*** Opening of INPUT FOR THIS TASK ***

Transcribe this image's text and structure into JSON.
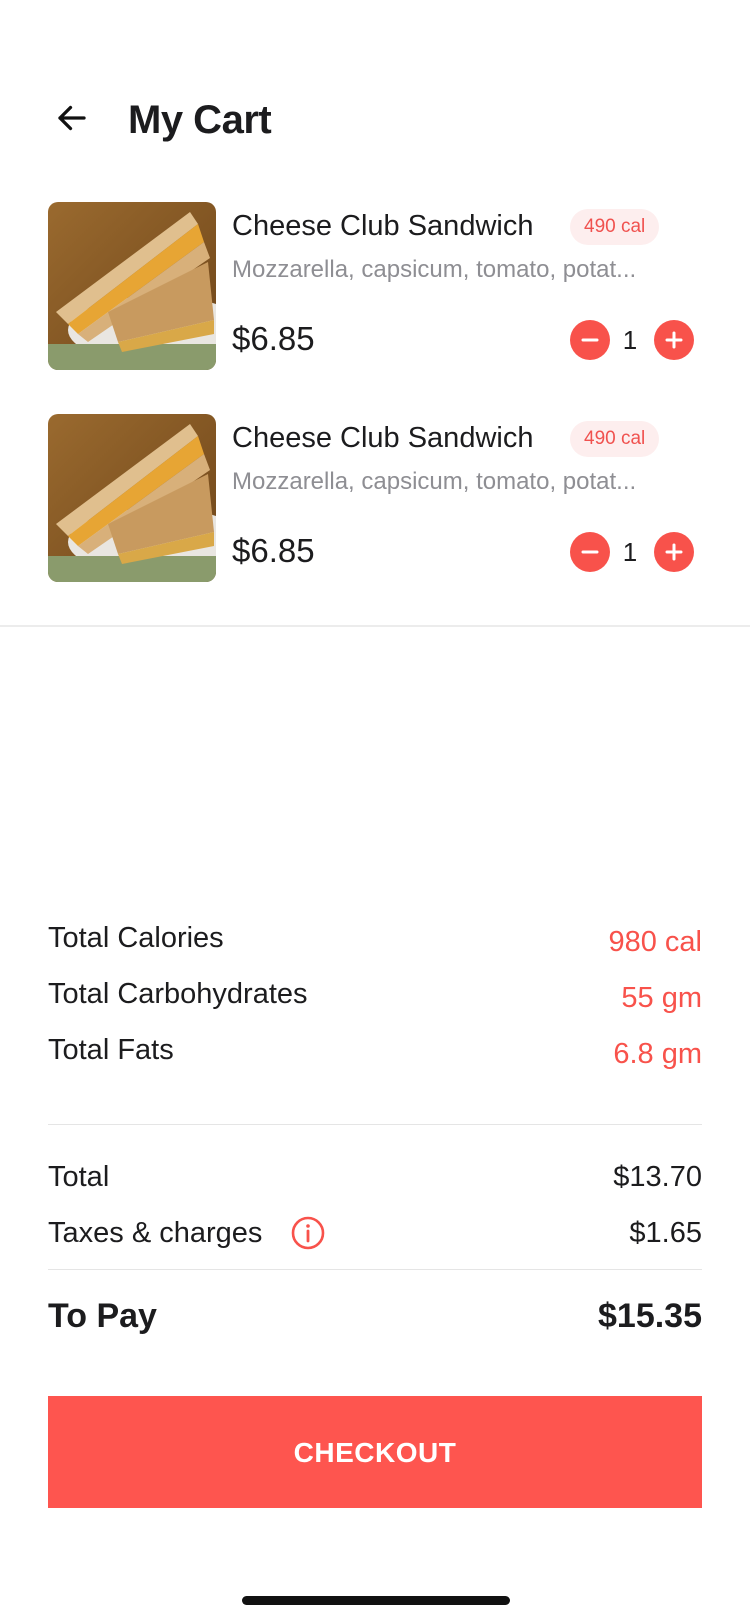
{
  "header": {
    "title": "My Cart",
    "back_icon": "arrow-left-icon"
  },
  "cart": {
    "items": [
      {
        "name": "Cheese Club Sandwich",
        "calories": "490 cal",
        "description": "Mozzarella, capsicum, tomato, potat...",
        "price": "$6.85",
        "quantity": "1",
        "image": "sandwich-photo"
      },
      {
        "name": "Cheese Club Sandwich",
        "calories": "490 cal",
        "description": "Mozzarella, capsicum, tomato, potat...",
        "price": "$6.85",
        "quantity": "1",
        "image": "sandwich-photo"
      }
    ]
  },
  "nutrition": {
    "calories_label": "Total Calories",
    "calories_value": "980 cal",
    "carbs_label": "Total Carbohydrates",
    "carbs_value": "55 gm",
    "fats_label": "Total Fats",
    "fats_value": "6.8 gm"
  },
  "billing": {
    "total_label": "Total",
    "total_value": "$13.70",
    "taxes_label": "Taxes & charges",
    "taxes_value": "$1.65",
    "to_pay_label": "To Pay",
    "to_pay_value": "$15.35"
  },
  "checkout": {
    "label": "CHECKOUT"
  },
  "colors": {
    "accent": "#f8524b",
    "badge_bg": "#fdeeee",
    "muted_text": "#8e8e93"
  }
}
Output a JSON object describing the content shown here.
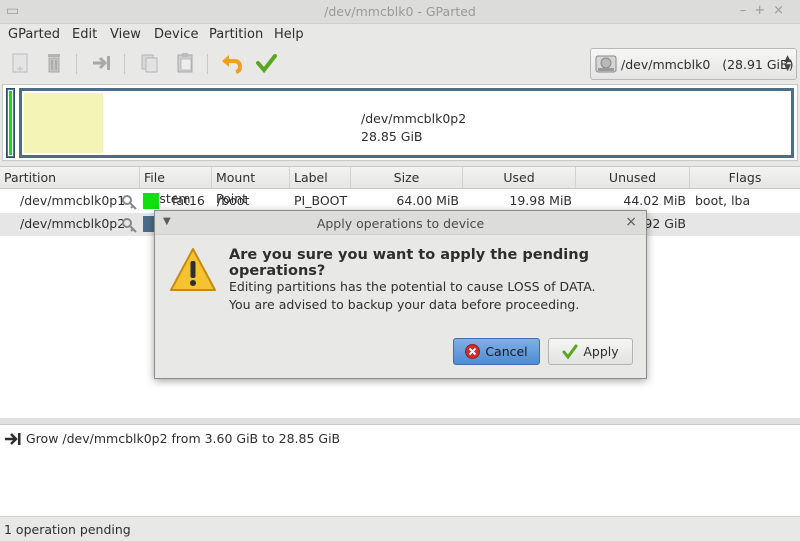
{
  "window": {
    "title": "/dev/mmcblk0 - GParted"
  },
  "menu": {
    "items": [
      "GParted",
      "Edit",
      "View",
      "Device",
      "Partition",
      "Help"
    ]
  },
  "toolbar": {
    "buttons": [
      "new-icon",
      "delete-icon",
      "resize-move-icon",
      "copy-icon",
      "paste-icon",
      "undo-icon",
      "apply-icon"
    ],
    "device_name": "/dev/mmcblk0",
    "device_size": "(28.91 GiB)"
  },
  "visual": {
    "partition_name": "/dev/mmcblk0p2",
    "partition_size": "28.85 GiB",
    "colors": {
      "fat16": "#10e010",
      "ext4": "#4a6d88",
      "used": "#f5f4b7"
    }
  },
  "table": {
    "columns": [
      "Partition",
      "File System",
      "Mount Point",
      "Label",
      "Size",
      "Used",
      "Unused",
      "Flags"
    ],
    "rows": [
      {
        "partition": "/dev/mmcblk0p1",
        "fs": "fat16",
        "mount": "/boot",
        "label": "PI_BOOT",
        "size": "64.00 MiB",
        "used": "19.98 MiB",
        "unused": "44.02 MiB",
        "flags": "boot, lba"
      },
      {
        "partition": "/dev/mmcblk0p2",
        "fs": "",
        "mount": "",
        "label": "",
        "size": "",
        "used": "",
        "unused": "92 GiB",
        "flags": ""
      }
    ]
  },
  "operations": {
    "items": [
      "Grow /dev/mmcblk0p2 from 3.60 GiB to 28.85 GiB"
    ]
  },
  "status": {
    "text": "1 operation pending"
  },
  "dialog": {
    "title": "Apply operations to device",
    "heading": "Are you sure you want to apply the pending operations?",
    "line1": "Editing partitions has the potential to cause LOSS of DATA.",
    "line2": "You are advised to backup your data before proceeding.",
    "cancel_label": "Cancel",
    "apply_label": "Apply"
  }
}
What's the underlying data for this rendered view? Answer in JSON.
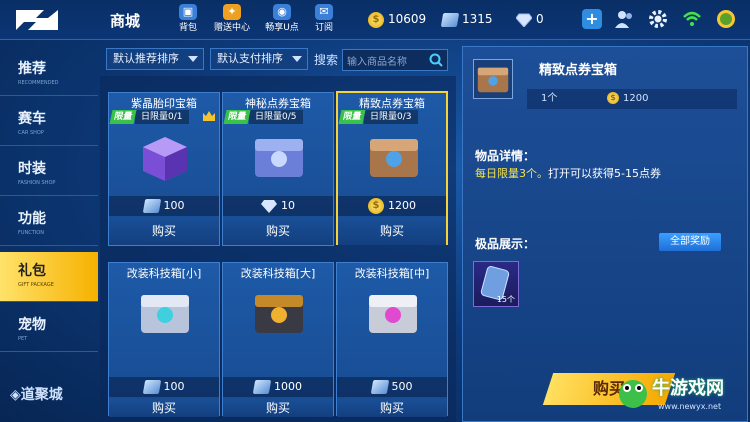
{
  "header": {
    "title": "商城",
    "top_icons": [
      {
        "label": "背包",
        "icon": "backpack-icon"
      },
      {
        "label": "赠送中心",
        "icon": "gift-center-icon"
      },
      {
        "label": "畅享U点",
        "icon": "u-points-icon"
      },
      {
        "label": "订阅",
        "icon": "subscribe-icon"
      }
    ],
    "coins": "10609",
    "tickets": "1315",
    "diamonds": "0"
  },
  "sidebar": {
    "items": [
      {
        "label": "推荐",
        "sub": "RECOMMENDED"
      },
      {
        "label": "赛车",
        "sub": "CAR SHOP"
      },
      {
        "label": "时装",
        "sub": "FASHION SHOP"
      },
      {
        "label": "功能",
        "sub": "FUNCTION"
      },
      {
        "label": "礼包",
        "sub": "GIFT PACKAGE"
      },
      {
        "label": "宠物",
        "sub": "PET"
      }
    ],
    "active_index": 4,
    "brand": "道聚城"
  },
  "filters": {
    "sort_recommend": "默认推荐排序",
    "sort_payment": "默认支付排序",
    "search_label": "搜索",
    "search_placeholder": "输入商品名称"
  },
  "items": [
    {
      "name": "紫晶胎印宝箱",
      "limit_tag": "限量",
      "limit": "日限量0/1",
      "price": "100",
      "currency": "ticket",
      "buy": "购买"
    },
    {
      "name": "神秘点券宝箱",
      "limit_tag": "限量",
      "limit": "日限量0/5",
      "price": "10",
      "currency": "diamond",
      "buy": "购买"
    },
    {
      "name": "精致点券宝箱",
      "limit_tag": "限量",
      "limit": "日限量0/3",
      "price": "1200",
      "currency": "coin",
      "buy": "购买"
    },
    {
      "name": "改装科技箱[小]",
      "price": "100",
      "currency": "ticket",
      "buy": "购买"
    },
    {
      "name": "改装科技箱[大]",
      "price": "1000",
      "currency": "ticket",
      "buy": "购买"
    },
    {
      "name": "改装科技箱[中]",
      "price": "500",
      "currency": "ticket",
      "buy": "购买"
    }
  ],
  "detail": {
    "name": "精致点券宝箱",
    "qty": "1个",
    "price": "1200",
    "info_title": "物品详情：",
    "desc_highlight": "每日限量3个。",
    "desc_rest": "打开可以获得5-15点券",
    "showcase_title": "极品展示：",
    "all_rewards": "全部奖励",
    "prize_count": "15个",
    "buy": "购买"
  },
  "watermark": {
    "name": "牛游戏网",
    "url": "www.newyx.net"
  },
  "colors": {
    "accent": "#f6b100",
    "highlight": "#f7e34a",
    "panel": "#1d4f98",
    "limit_green": "#39c24a"
  }
}
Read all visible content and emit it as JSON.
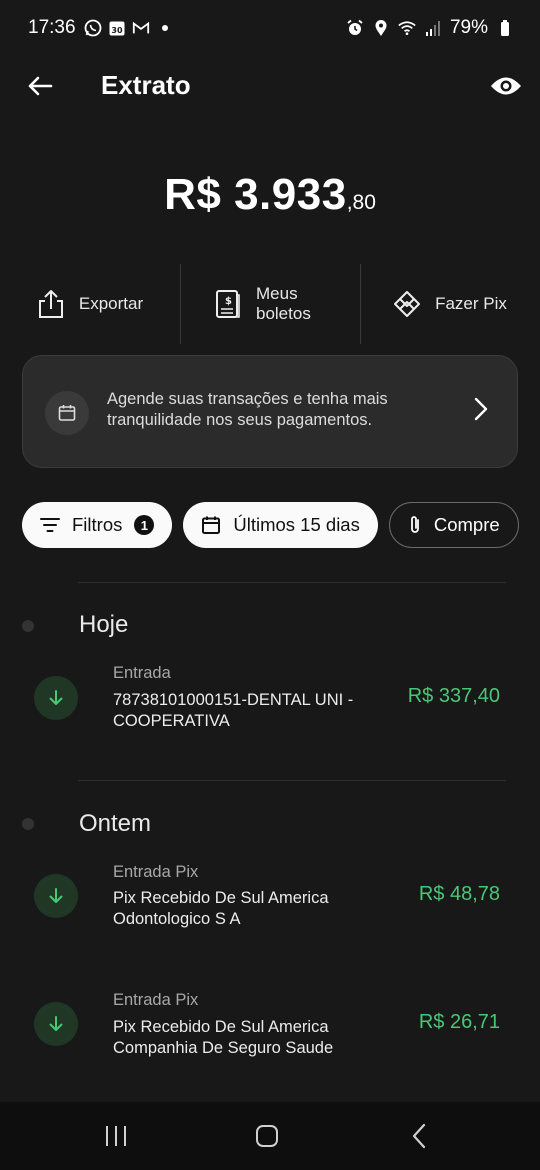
{
  "status_bar": {
    "time": "17:36",
    "left_icons": [
      "whatsapp-icon",
      "calendar-icon",
      "gmail-icon",
      "dot-icon"
    ],
    "calendar_day": "30",
    "right_icons": [
      "alarm-icon",
      "location-icon",
      "wifi-icon",
      "signal-icon",
      "battery-icon"
    ],
    "battery": "79%"
  },
  "header": {
    "title": "Extrato",
    "back_icon": "arrow-left-icon",
    "visibility_icon": "eye-icon"
  },
  "balance": {
    "main": "R$ 3.933",
    "cents": ",80"
  },
  "actions": [
    {
      "label": "Exportar",
      "icon": "export-icon"
    },
    {
      "label": "Meus boletos",
      "icon": "boleto-icon"
    },
    {
      "label": "Fazer Pix",
      "icon": "pix-icon"
    }
  ],
  "banner": {
    "text": "Agende suas transações e tenha mais tranquilidade nos seus pagamentos.",
    "icon": "calendar-icon",
    "chevron": "chevron-right-icon"
  },
  "chips": {
    "filters_label": "Filtros",
    "filters_count": "1",
    "period_label": "Últimos 15 dias",
    "receipts_label": "Compre"
  },
  "sections": [
    {
      "title": "Hoje",
      "transactions": [
        {
          "type": "Entrada",
          "description": "78738101000151-DENTAL UNI - COOPERATIVA",
          "amount": "R$ 337,40"
        }
      ]
    },
    {
      "title": "Ontem",
      "transactions": [
        {
          "type": "Entrada Pix",
          "description": "Pix Recebido De Sul America Odontologico S A",
          "amount": "R$ 48,78"
        },
        {
          "type": "Entrada Pix",
          "description": "Pix Recebido De Sul America Companhia De Seguro Saude",
          "amount": "R$ 26,71"
        }
      ]
    }
  ],
  "colors": {
    "background": "#181818",
    "positive_amount": "#48c774",
    "card": "#2b2b2b"
  }
}
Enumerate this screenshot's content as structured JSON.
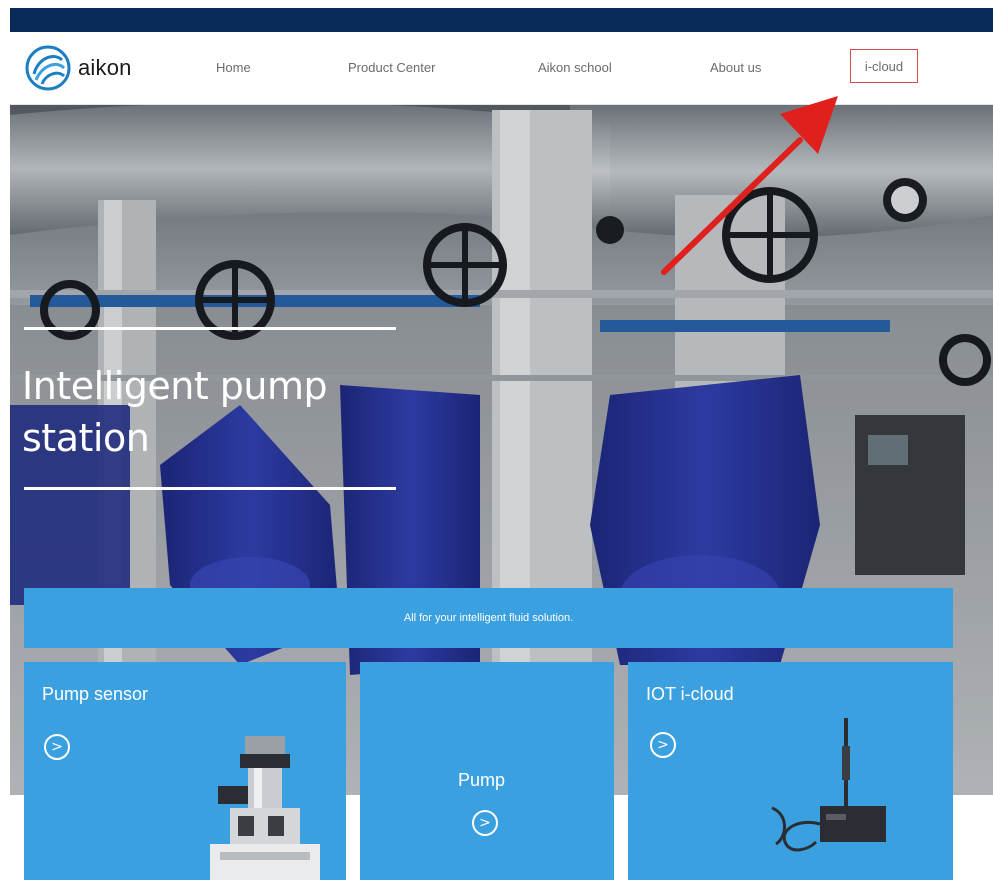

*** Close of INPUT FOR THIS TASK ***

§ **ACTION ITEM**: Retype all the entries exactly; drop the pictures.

§ **SOLUTION TO THE PROBLEM**:
Transcribe this image's text and structure into JSON.
{
  "header": {
    "title": "My Cart",
    "back_icon": "arrow-left-icon"
  },
  "cart": {
    "items": [
      {
        "name": "Cheese Club Sandwich",
        "calories": "490 cal",
        "description": "Mozzarella, capsicum, tomato, potat...",
        "price": "$6.85",
        "quantity": "1",
        "image": "sandwich-photo"
      },
      {
        "name": "Cheese Club Sandwich",
        "calories": "490 cal",
        "description": "Mozzarella, capsicum, tomato, potat...",
        "price": "$6.85",
        "quantity": "1",
        "image": "sandwich-photo"
      }
    ]
  },
  "nutrition": {
    "calories_label": "Total Calories",
    "calories_value": "980 cal",
    "carbs_label": "Total Carbohydrates",
    "carbs_value": "55 gm",
    "fats_label": "Total Fats",
    "fats_value": "6.8 gm"
  },
  "billing": {
    "total_label": "Total",
    "total_value": "$13.70",
    "taxes_label": "Taxes & charges",
    "taxes_value": "$1.65",
    "to_pay_label": "To Pay",
    "to_pay_value": "$15.35"
  },
  "checkout": {
    "label": "CHECKOUT"
  },
  "colors": {
    "accent": "#f8524b",
    "badge_bg": "#fdeeee",
    "muted_text": "#8e8e93"
  }
}
Output a JSON object describing the content shown here.
{
  "window": {
    "title": "/dev/mmcblk0 - GParted"
  },
  "menu": {
    "items": [
      "GParted",
      "Edit",
      "View",
      "Device",
      "Partition",
      "Help"
    ]
  },
  "toolbar": {
    "buttons": [
      "new-icon",
      "delete-icon",
      "resize-move-icon",
      "copy-icon",
      "paste-icon",
      "undo-icon",
      "apply-icon"
    ],
    "device_name": "/dev/mmcblk0",
    "device_size": "(28.91 GiB)"
  },
  "visual": {
    "partition_name": "/dev/mmcblk0p2",
    "partition_size": "28.85 GiB",
    "colors": {
      "fat16": "#10e010",
      "ext4": "#4a6d88",
      "used": "#f5f4b7"
    }
  },
  "table": {
    "columns": [
      "Partition",
      "File System",
      "Mount Point",
      "Label",
      "Size",
      "Used",
      "Unused",
      "Flags"
    ],
    "rows": [
      {
        "partition": "/dev/mmcblk0p1",
        "fs": "fat16",
        "mount": "/boot",
        "label": "PI_BOOT",
        "size": "64.00 MiB",
        "used": "19.98 MiB",
        "unused": "44.02 MiB",
        "flags": "boot, lba"
      },
      {
        "partition": "/dev/mmcblk0p2",
        "fs": "",
        "mount": "",
        "label": "",
        "size": "",
        "used": "",
        "unused": "92 GiB",
        "flags": ""
      }
    ]
  },
  "operations": {
    "items": [
      "Grow /dev/mmcblk0p2 from 3.60 GiB to 28.85 GiB"
    ]
  },
  "status": {
    "text": "1 operation pending"
  },
  "dialog": {
    "title": "Apply operations to device",
    "heading": "Are you sure you want to apply the pending operations?",
    "line1": "Editing partitions has the potential to cause LOSS of DATA.",
    "line2": "You are advised to backup your data before proceeding.",
    "cancel_label": "Cancel",
    "apply_label": "Apply"
  }
}
What's the underlying data for this rendered view? Answer in JSON.
{
  "header": {
    "title": "商城",
    "top_icons": [
      {
        "label": "背包",
        "icon": "backpack-icon"
      },
      {
        "label": "赠送中心",
        "icon": "gift-center-icon"
      },
      {
        "label": "畅享U点",
        "icon": "u-points-icon"
      },
      {
        "label": "订阅",
        "icon": "subscribe-icon"
      }
    ],
    "coins": "10609",
    "tickets": "1315",
    "diamonds": "0"
  },
  "sidebar": {
    "items": [
      {
        "label": "推荐",
        "sub": "RECOMMENDED"
      },
      {
        "label": "赛车",
        "sub": "CAR SHOP"
      },
      {
        "label": "时装",
        "sub": "FASHION SHOP"
      },
      {
        "label": "功能",
        "sub": "FUNCTION"
      },
      {
        "label": "礼包",
        "sub": "GIFT PACKAGE"
      },
      {
        "label": "宠物",
        "sub": "PET"
      }
    ],
    "active_index": 4,
    "brand": "道聚城"
  },
  "filters": {
    "sort_recommend": "默认推荐排序",
    "sort_payment": "默认支付排序",
    "search_label": "搜索",
    "search_placeholder": "输入商品名称"
  },
  "items": [
    {
      "name": "紫晶胎印宝箱",
      "limit_tag": "限量",
      "limit": "日限量0/1",
      "price": "100",
      "currency": "ticket",
      "buy": "购买"
    },
    {
      "name": "神秘点券宝箱",
      "limit_tag": "限量",
      "limit": "日限量0/5",
      "price": "10",
      "currency": "diamond",
      "buy": "购买"
    },
    {
      "name": "精致点券宝箱",
      "limit_tag": "限量",
      "limit": "日限量0/3",
      "price": "1200",
      "currency": "coin",
      "buy": "购买"
    },
    {
      "name": "改装科技箱[小]",
      "price": "100",
      "currency": "ticket",
      "buy": "购买"
    },
    {
      "name": "改装科技箱[大]",
      "price": "1000",
      "currency": "ticket",
      "buy": "购买"
    },
    {
      "name": "改装科技箱[中]",
      "price": "500",
      "currency": "ticket",
      "buy": "购买"
    }
  ],
  "detail": {
    "name": "精致点券宝箱",
    "qty": "1个",
    "price": "1200",
    "info_title": "物品详情：",
    "desc_highlight": "每日限量3个。",
    "desc_rest": "打开可以获得5-15点券",
    "showcase_title": "极品展示：",
    "all_rewards": "全部奖励",
    "prize_count": "15个",
    "buy": "购买"
  },
  "watermark": {
    "name": "牛游戏网",
    "url": "www.newyx.net"
  },
  "colors": {
    "accent": "#f6b100",
    "highlight": "#f7e34a",
    "panel": "#1d4f98",
    "limit_green": "#39c24a"
  }
}
Read all visible content and emit it as JSON.
{
  "status_bar": {
    "time": "17:36",
    "left_icons": [
      "whatsapp-icon",
      "calendar-icon",
      "gmail-icon",
      "dot-icon"
    ],
    "calendar_day": "30",
    "right_icons": [
      "alarm-icon",
      "location-icon",
      "wifi-icon",
      "signal-icon",
      "battery-icon"
    ],
    "battery": "79%"
  },
  "header": {
    "title": "Extrato",
    "back_icon": "arrow-left-icon",
    "visibility_icon": "eye-icon"
  },
  "balance": {
    "main": "R$ 3.933",
    "cents": ",80"
  },
  "actions": [
    {
      "label": "Exportar",
      "icon": "export-icon"
    },
    {
      "label": "Meus boletos",
      "icon": "boleto-icon"
    },
    {
      "label": "Fazer Pix",
      "icon": "pix-icon"
    }
  ],
  "banner": {
    "text": "Agende suas transações e tenha mais tranquilidade nos seus pagamentos.",
    "icon": "calendar-icon",
    "chevron": "chevron-right-icon"
  },
  "chips": {
    "filters_label": "Filtros",
    "filters_count": "1",
    "period_label": "Últimos 15 dias",
    "receipts_label": "Compre"
  },
  "sections": [
    {
      "title": "Hoje",
      "transactions": [
        {
          "type": "Entrada",
          "description": "78738101000151-DENTAL UNI - COOPERATIVA",
          "amount": "R$ 337,40"
        }
      ]
    },
    {
      "title": "Ontem",
      "transactions": [
        {
          "type": "Entrada Pix",
          "description": "Pix Recebido De Sul America Odontologico S A",
          "amount": "R$ 48,78"
        },
        {
          "type": "Entrada Pix",
          "description": "Pix Recebido De Sul America Companhia De Seguro Saude",
          "amount": "R$ 26,71"
        }
      ]
    }
  ],
  "colors": {
    "background": "#181818",
    "positive_amount": "#48c774",
    "card": "#2b2b2b"
  }
}
Enumerate this screenshot's content as structured JSON.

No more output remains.